** Work instruction **
Search the entries below for the string "deadline" and copy the lines that hold it.

** Information given **

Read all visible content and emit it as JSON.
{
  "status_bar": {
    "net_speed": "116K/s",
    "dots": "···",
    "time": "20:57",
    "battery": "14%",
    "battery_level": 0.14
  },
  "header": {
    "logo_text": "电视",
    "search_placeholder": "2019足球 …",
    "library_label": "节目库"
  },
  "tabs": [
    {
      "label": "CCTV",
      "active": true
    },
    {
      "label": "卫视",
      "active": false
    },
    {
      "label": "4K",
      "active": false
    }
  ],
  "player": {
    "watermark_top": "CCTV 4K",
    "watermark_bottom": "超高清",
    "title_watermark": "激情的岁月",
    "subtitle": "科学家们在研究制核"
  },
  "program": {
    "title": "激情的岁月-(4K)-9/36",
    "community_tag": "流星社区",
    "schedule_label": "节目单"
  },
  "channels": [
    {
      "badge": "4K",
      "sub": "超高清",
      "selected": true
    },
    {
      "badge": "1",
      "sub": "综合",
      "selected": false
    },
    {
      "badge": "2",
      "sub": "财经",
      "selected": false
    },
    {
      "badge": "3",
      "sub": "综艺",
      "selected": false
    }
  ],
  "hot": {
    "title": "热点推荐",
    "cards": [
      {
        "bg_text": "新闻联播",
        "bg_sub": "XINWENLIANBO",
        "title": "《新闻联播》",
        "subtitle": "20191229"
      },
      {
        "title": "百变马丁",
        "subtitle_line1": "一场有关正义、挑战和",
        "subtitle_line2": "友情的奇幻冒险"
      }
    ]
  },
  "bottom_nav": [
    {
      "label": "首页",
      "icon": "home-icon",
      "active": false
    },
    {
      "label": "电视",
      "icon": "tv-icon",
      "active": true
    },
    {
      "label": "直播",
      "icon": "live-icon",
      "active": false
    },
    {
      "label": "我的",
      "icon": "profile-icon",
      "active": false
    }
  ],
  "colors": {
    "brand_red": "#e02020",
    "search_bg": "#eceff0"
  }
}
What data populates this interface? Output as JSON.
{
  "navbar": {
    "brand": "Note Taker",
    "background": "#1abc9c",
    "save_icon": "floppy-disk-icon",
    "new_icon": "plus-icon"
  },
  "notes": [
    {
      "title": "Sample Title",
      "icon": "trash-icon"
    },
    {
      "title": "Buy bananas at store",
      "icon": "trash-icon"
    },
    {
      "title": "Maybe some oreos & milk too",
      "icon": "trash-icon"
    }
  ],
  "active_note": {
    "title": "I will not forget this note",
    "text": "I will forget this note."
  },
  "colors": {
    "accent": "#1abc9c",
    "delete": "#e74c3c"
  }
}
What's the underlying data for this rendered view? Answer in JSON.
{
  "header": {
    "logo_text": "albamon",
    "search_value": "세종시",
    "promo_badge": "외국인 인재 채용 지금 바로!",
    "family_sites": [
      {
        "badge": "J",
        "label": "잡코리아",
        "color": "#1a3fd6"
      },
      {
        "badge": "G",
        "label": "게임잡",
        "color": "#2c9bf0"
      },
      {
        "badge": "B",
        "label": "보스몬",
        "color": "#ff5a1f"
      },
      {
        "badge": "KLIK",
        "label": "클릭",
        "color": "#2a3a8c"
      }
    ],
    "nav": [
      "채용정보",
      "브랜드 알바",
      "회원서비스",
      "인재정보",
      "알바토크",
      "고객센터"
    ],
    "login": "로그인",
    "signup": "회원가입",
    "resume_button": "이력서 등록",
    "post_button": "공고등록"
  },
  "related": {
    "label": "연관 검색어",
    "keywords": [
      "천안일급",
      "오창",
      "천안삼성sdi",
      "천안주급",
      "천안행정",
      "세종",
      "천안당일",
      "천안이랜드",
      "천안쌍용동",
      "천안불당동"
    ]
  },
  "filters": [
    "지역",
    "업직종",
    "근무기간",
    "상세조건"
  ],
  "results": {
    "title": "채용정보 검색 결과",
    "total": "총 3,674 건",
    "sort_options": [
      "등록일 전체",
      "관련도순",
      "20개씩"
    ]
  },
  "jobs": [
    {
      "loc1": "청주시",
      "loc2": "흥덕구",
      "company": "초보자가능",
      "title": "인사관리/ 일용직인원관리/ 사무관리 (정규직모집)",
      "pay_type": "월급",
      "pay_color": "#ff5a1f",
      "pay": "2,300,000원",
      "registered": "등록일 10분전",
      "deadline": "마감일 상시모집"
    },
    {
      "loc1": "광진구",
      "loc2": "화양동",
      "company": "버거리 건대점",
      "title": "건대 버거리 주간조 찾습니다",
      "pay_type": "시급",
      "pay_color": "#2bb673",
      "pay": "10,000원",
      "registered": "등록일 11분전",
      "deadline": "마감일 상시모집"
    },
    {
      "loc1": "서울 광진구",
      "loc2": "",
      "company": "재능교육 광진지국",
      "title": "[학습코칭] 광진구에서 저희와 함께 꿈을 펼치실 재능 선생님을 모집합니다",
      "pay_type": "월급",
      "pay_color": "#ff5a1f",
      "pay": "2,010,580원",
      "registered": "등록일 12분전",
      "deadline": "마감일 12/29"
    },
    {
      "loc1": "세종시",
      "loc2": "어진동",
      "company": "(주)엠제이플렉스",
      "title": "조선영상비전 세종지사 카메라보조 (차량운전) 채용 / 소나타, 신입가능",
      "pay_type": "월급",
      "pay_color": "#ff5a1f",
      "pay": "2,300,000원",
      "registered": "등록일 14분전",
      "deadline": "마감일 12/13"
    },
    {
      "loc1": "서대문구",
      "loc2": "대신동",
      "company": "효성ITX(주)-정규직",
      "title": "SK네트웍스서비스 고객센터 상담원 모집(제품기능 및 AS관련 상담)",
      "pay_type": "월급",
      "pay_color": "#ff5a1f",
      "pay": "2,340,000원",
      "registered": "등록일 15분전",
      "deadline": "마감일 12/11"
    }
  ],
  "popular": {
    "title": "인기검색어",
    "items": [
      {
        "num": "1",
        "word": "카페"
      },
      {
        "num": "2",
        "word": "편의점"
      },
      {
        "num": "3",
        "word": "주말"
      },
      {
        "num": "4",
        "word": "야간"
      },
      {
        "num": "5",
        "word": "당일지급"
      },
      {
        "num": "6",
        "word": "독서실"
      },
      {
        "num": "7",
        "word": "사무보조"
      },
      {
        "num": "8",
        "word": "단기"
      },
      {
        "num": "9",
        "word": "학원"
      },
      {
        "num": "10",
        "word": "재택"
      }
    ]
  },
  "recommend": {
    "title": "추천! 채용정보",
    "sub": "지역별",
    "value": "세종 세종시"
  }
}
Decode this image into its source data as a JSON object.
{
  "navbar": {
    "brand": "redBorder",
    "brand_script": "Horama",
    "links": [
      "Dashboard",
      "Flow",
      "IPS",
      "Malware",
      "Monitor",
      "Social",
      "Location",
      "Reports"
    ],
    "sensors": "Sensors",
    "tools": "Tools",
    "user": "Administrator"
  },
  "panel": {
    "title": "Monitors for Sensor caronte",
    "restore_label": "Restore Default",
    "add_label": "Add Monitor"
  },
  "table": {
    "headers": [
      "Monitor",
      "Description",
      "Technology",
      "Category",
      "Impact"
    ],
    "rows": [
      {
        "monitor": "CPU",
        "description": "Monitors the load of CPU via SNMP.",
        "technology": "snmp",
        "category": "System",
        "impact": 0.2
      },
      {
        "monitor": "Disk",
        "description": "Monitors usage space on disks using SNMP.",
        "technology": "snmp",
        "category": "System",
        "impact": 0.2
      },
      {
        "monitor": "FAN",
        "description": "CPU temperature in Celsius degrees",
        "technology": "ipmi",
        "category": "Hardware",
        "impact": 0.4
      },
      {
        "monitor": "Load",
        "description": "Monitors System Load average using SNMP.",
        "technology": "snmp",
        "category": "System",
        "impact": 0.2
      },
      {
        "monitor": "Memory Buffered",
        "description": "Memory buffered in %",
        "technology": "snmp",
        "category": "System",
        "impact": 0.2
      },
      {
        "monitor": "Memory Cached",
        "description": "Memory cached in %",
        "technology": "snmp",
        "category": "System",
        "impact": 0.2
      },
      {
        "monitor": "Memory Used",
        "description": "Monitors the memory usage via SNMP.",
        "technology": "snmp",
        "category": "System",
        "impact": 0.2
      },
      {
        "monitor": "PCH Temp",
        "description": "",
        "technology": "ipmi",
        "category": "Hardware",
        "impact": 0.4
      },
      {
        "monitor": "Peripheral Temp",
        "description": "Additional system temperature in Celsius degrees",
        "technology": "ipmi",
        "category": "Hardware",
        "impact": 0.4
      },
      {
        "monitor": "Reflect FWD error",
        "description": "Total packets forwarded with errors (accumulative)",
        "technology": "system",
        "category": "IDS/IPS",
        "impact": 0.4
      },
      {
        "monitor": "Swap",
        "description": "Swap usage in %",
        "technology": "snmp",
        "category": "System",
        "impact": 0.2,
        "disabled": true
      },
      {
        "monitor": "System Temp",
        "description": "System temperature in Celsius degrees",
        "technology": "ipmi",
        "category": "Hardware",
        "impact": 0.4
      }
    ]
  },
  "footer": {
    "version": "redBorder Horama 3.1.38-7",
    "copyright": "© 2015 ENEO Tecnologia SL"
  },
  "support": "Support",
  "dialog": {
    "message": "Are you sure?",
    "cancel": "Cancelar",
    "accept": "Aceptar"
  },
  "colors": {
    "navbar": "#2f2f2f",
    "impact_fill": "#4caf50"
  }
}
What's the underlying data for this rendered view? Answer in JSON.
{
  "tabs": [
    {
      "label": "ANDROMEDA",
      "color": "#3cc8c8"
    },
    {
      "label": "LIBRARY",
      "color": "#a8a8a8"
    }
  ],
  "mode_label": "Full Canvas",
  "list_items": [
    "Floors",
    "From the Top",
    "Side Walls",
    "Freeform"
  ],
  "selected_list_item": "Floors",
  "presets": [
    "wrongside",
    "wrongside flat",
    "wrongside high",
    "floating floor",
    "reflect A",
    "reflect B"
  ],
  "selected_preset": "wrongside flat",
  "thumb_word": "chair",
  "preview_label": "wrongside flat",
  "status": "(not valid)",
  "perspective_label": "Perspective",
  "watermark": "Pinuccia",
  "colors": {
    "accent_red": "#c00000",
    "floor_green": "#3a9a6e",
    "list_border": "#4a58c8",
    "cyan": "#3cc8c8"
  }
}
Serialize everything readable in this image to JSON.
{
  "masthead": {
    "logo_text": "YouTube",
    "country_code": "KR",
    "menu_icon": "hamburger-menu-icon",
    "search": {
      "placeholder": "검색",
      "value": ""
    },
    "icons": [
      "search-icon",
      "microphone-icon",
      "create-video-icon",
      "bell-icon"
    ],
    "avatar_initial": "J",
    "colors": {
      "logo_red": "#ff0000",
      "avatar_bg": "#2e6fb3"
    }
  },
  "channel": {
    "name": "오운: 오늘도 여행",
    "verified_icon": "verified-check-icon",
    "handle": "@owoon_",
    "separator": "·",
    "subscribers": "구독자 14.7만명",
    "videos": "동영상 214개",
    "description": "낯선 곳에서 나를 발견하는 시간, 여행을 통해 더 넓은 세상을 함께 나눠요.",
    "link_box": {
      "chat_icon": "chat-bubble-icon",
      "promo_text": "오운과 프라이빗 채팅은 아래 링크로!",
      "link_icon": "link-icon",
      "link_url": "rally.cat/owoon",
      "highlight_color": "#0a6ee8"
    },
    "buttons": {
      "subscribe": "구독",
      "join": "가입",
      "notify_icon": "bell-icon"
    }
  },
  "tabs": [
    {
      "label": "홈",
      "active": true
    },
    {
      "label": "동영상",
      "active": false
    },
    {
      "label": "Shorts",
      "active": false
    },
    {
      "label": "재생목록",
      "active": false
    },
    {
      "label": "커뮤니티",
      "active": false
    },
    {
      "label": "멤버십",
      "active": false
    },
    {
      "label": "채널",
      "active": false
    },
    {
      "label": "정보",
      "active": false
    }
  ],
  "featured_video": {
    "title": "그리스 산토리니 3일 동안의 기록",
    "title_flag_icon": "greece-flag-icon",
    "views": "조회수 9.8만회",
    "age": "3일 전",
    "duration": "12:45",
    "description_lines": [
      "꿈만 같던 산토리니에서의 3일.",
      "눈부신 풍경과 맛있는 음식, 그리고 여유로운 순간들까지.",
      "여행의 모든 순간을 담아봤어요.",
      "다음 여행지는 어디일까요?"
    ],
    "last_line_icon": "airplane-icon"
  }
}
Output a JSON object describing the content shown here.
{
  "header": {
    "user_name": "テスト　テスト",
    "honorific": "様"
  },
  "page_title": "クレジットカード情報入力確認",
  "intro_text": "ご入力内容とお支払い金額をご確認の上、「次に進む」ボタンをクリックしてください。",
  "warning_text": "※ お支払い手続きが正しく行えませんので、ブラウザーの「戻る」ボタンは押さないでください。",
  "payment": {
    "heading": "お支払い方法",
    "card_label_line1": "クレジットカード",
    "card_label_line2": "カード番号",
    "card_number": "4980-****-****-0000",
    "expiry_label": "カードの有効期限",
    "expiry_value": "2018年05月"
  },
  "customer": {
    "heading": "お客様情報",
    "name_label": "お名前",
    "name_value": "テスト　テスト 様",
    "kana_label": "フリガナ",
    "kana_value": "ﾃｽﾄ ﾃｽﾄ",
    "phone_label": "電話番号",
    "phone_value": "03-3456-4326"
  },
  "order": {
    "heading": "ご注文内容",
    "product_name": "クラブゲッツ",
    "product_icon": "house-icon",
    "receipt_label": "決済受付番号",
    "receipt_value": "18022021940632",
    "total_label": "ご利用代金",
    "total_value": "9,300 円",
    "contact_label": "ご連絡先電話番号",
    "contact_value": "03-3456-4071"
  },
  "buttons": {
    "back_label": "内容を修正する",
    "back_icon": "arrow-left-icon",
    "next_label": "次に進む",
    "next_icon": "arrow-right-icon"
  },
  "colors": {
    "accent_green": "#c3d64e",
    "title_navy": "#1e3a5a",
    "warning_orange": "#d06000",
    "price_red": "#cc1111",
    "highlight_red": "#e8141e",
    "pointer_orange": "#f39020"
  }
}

** Task solution **
      "deadline": "마감일 상시모집"
      "deadline": "마감일 상시모집"
      "deadline": "마감일 12/29"
      "deadline": "마감일 12/13"
      "deadline": "마감일 12/11"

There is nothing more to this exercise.